Generation Windrush demanded records - Migrants catalysed the local record industry
As the saying goes, hindsight is 20/20 vision. In the case of Babylon (1980) which is now – four decades after its first screening – acknowledged as a certifiable classic, the adage applies. After its release in the United Kingdom in the late 1980s, and a screening at the Toronto International Film Festival the following year, Babylon did not enjoy a theatrical release in the US – until March 2019.
For the opening of Cinema Paradise (more affectionately known as Portie Film Festival) at the Ambassador Theatre in Trench Town, patrons were treated to the digitally remastered, high-definition version of the film – restored from the original camera. It was hoped that as the images get cleaner and the colours brighter, the audience’s eyes would open to see clearly how the Windrush generation played a major role in kick-starting Jamaica’s music industry.
No US Distribution
Following the screening, the audience were privy to a panel discussion including Brinsley Forde, star of the film and founder of reggae band Aswad; Martin Stellman, screenwriter; and Junior Lincoln, musicologist and cultural anthropologist.
Stellman reasoned why the film’s reception was lukewarm upon its release. He believes that some of the more mainstream, conservative critics were confused by the content. But that didn’t halt other reports’ critical acclaim. “Franco Russo (director), deservedly, was given by his peers the Evening Standard award for best new director. So, in some quarters, there was some recognition of it,” the screenwriter said. Impressive as it was, that award didn’t assure Babylon’s distribution in the US market.
He continued: “Even though it was recognised by the film industry because of the award, the traction wasn’t there because there was that kind of institutionalised thing about the material that was available to tell the stories about black people – it just wasn’t there.” Babylon was still seen by the UK audience, and had a lasting impact on some viewers like Idris Elba, who last year celebrated his directorial debut, Yardie (2018).
“So it’s interesting that the next generation, they saw what was going on. So people like Elba who had grown up with Babylon, they all decided ‘UK, no way. We’re going to America’,” Stellman observed.
Sound or Gramophone Systems

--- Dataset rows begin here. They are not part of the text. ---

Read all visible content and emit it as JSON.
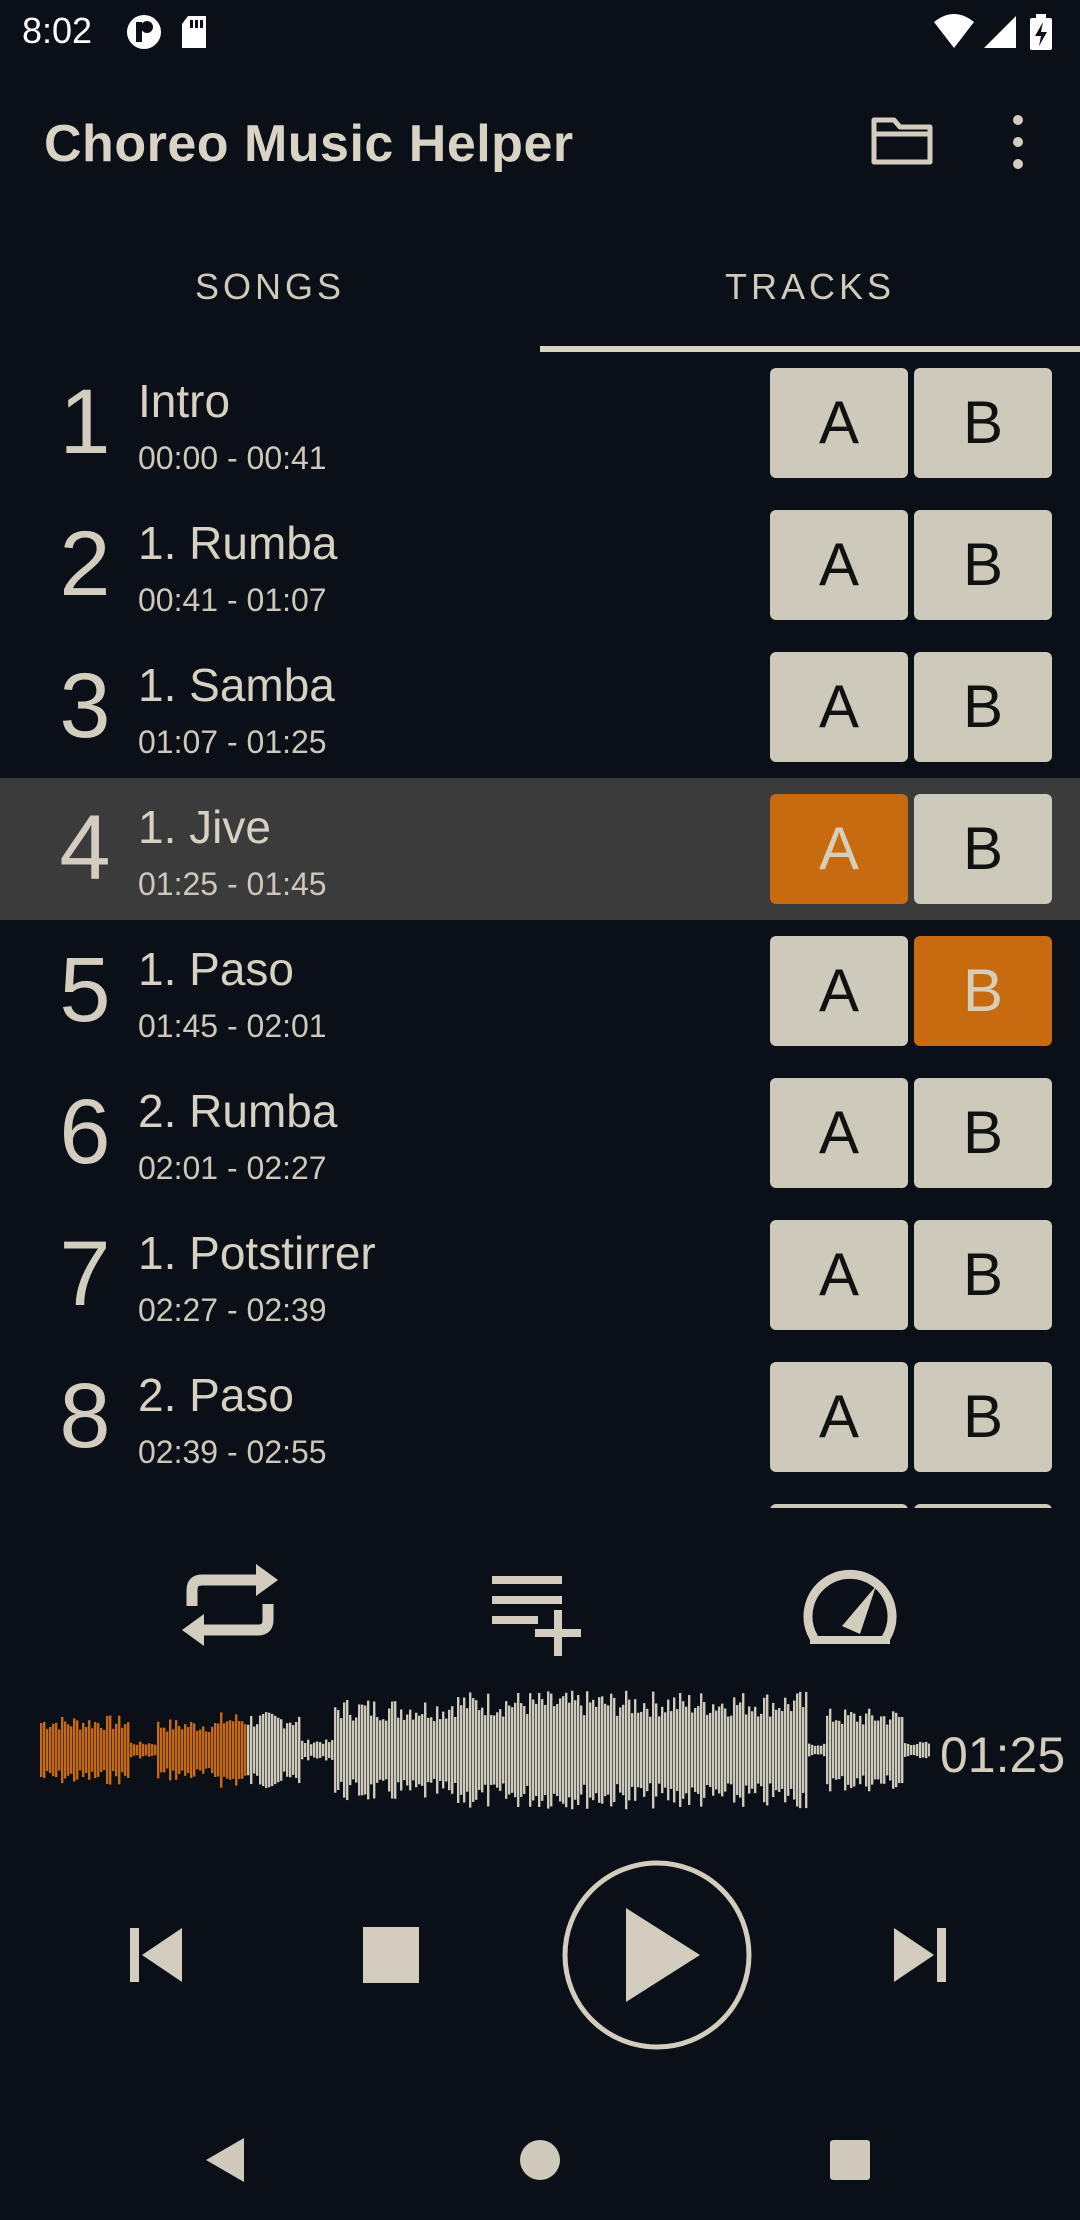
{
  "status_bar": {
    "time": "8:02",
    "left_icons": [
      "app-notification-icon",
      "sd-card-icon"
    ],
    "right_icons": [
      "wifi-icon",
      "signal-icon",
      "battery-charging-icon"
    ]
  },
  "app_bar": {
    "title": "Choreo Music Helper",
    "icons": [
      "folder-icon",
      "more-vert-icon"
    ]
  },
  "tabs": [
    {
      "label": "SONGS",
      "selected": false
    },
    {
      "label": "TRACKS",
      "selected": true
    }
  ],
  "tracks": [
    {
      "num": "1",
      "name": "Intro",
      "range": "00:00 - 00:41",
      "selected": false,
      "a": "A",
      "b": "B",
      "a_active": false,
      "b_active": false
    },
    {
      "num": "2",
      "name": "1. Rumba",
      "range": "00:41 - 01:07",
      "selected": false,
      "a": "A",
      "b": "B",
      "a_active": false,
      "b_active": false
    },
    {
      "num": "3",
      "name": "1. Samba",
      "range": "01:07 - 01:25",
      "selected": false,
      "a": "A",
      "b": "B",
      "a_active": false,
      "b_active": false
    },
    {
      "num": "4",
      "name": "1. Jive",
      "range": "01:25 - 01:45",
      "selected": true,
      "a": "A",
      "b": "B",
      "a_active": true,
      "b_active": false
    },
    {
      "num": "5",
      "name": "1. Paso",
      "range": "01:45 - 02:01",
      "selected": false,
      "a": "A",
      "b": "B",
      "a_active": false,
      "b_active": true
    },
    {
      "num": "6",
      "name": "2. Rumba",
      "range": "02:01 - 02:27",
      "selected": false,
      "a": "A",
      "b": "B",
      "a_active": false,
      "b_active": false
    },
    {
      "num": "7",
      "name": "1. Potstirrer",
      "range": "02:27 - 02:39",
      "selected": false,
      "a": "A",
      "b": "B",
      "a_active": false,
      "b_active": false
    },
    {
      "num": "8",
      "name": "2. Paso",
      "range": "02:39 - 02:55",
      "selected": false,
      "a": "A",
      "b": "B",
      "a_active": false,
      "b_active": false
    }
  ],
  "mode_controls": [
    "repeat-icon",
    "playlist-add-icon",
    "speed-icon"
  ],
  "player": {
    "position": "01:25",
    "played_fraction": 0.23
  },
  "transport": [
    "skip-previous-icon",
    "stop-icon",
    "play-icon",
    "skip-next-icon"
  ],
  "nav_bar": [
    "back-icon",
    "home-icon",
    "recents-icon"
  ],
  "colors": {
    "background": "#0b0f17",
    "accent": "#c76a10",
    "button": "#cdcabb",
    "selected_row": "#3b3b3b",
    "text": "#d2cdbe"
  }
}
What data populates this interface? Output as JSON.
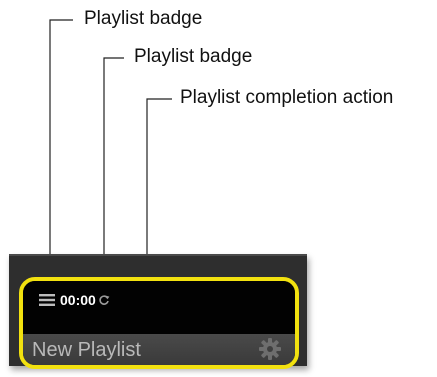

Accompanied by the National Youth Orchestra, featuring Edna Manley College students and conducted by legendary musician Ibo Cooper, Forde took centrestage as the final presentation of the opening. The impressive instrumentalists expertly supported the seasoned singer, who closed the opening in a manner pleasantly reminiscent of the film’s end. In the film, Forde plays a disenfranchised young man who takes refuge in South London’s underground sound system culture – and who keeps singing despite law enforcers hammering down the basement door.
Lincoln observed that it was the practices of such transplanted, disenfranchised youth that informed the initial framework for developing Jamaica’s record industry.
According to Lincoln, who emigrated to England in 1959, the only thing Jamaican youngsters had to hold on to in that foreign land were basement parties, and other varied approaches to retaining island flavour – like cooking curried lamb in the absence of goat meat. “We didn’t even have a sound system. It was a [gramophone]. So the younger kids grow up with that culture, because it was the only thing we had to hold on to as Jamaicans. If you check the history, our record producers did not make records to sell back as an industry. It was made for a sound system to have a tune over the other one”; a fact he observed was reflected in Babylon’s discourse.
“But then, Jamaicans who emigrated to England were the ones who started to buy records and send the monies back to the producers, who, in turn, started to make more records.” And so the consumer cycle began.